Coordinate Tranforms using TF

In this exercise, we will explore the terminal and C++ commands used with TF, the transform library.

Motivation

It’s hard to imagine a useful, physical “robot” that doesn’t move itself or watch something else move. A useful application in ROS will inevitably have some component that needs to monitor the position of a part, robot link, or tool. In ROS, the “eco-system” and library that facilitates this is called TF. TF is a fundamental tool that allows for the lookup the transformation between any connected frames, even back through time.
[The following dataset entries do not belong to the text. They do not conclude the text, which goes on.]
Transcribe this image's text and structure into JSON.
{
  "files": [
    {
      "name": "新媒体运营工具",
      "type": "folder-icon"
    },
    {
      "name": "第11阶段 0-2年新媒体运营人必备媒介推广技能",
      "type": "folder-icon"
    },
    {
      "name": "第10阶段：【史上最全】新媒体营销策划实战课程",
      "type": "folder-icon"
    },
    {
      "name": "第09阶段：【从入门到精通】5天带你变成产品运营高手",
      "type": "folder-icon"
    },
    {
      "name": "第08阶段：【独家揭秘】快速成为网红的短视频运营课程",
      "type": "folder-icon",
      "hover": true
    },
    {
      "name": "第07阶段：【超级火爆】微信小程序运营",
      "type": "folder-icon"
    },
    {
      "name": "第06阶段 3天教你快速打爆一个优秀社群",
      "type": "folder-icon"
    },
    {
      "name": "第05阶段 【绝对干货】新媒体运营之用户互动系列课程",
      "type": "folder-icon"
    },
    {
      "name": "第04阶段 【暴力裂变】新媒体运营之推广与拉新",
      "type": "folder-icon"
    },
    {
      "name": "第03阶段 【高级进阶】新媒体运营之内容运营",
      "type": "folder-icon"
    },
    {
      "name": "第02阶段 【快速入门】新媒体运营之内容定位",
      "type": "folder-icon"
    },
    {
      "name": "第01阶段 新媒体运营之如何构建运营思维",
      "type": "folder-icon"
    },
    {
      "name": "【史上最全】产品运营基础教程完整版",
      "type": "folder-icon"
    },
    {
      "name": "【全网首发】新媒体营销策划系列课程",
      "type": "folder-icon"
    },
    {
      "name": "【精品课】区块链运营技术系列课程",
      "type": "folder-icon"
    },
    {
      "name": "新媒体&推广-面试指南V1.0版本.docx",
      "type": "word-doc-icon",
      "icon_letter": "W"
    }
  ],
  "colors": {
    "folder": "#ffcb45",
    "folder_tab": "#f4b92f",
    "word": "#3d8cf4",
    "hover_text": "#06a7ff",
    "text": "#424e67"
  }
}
It allows you to ask questions like: “What was the transform between A and B 10 seconds ago.” That’s useful stuff.

Reference Example

ROS TF Listener Tutorial

Further Information and Resources

Scan-N-Plan Application: Problem Statement

The part pose information returned by our (simulated) camera is given in the optical reference frame of the camera itself. For the robot to do something with this data, we need to transform the data into the robot’s reference frame.

Specifically, edit the service callback inside the vision_node to transform the last known part pose from camera_frame to the service call’s base_frame request field.

Scan-N-Plan Application: Guidance

  1. Specify tf as a dependency of your core package.

    • Edit package.xml (1 line) and CMakeLists.txt (2 lines) as in previous exercises
  2. Add a tf::TransformListener object to the vision node (as a class member variable).

    #include <tf/transform_listener.h>
    ...
    tf::TransformListener listener_;
    
  3. Add code to the existing localizePart method to convert the reported target pose from its reference frame (“camera_frame”) to the service-request frame:

    1. Remove the placeholder line from a previous exercise that sets the resulting pose equal to the pose from the last message

      - res.pose = p->pose.pose;
      
    2. For better or worse, ROS uses lots of different math libraries. You’ll need to transform the over-the-wire format of geometry_msgs::Pose into a tf::Transform object:

      tf::Transform cam_to_target;
      tf::poseMsgToTF(p->pose.pose, cam_to_target);
      
    3. Use the listener object to lookup the latest transform between the request.base_frame and the reference frame from the ARMarker message (which should be “camera_frame”):

      tf::StampedTransform req_to_cam;
      listener_.lookupTransform(req.base_frame, p->header.frame_id, ros::Time(0), req_to_cam);
      
    4. Using the above information, transform the object pose into the target frame.

      tf::Transform req_to_target;
      req_to_target = req_to_cam * cam_to_target;
      
    5. Return the transformed pose in the service response.

      tf::poseTFToMsg(req_to_target, res.pose);
      
  4. Run the nodes to test the transforms:

    catkin build
    roslaunch myworkcell_support urdf.launch
    roslaunch myworkcell_support workcell.launch
    
  5. Change the “base_frame” parameter in workcell.launch (e.g. to “table”), relaunch the workcell.launch file, and note the different pose result. Change the “base_frame” parameter back to “world” when you’re done.

  6. This tutorial is meant to show a very basic use case of TF. However, it is recommended to use tf2, which has a similar interface but is more robust. More information on tf2 can be found here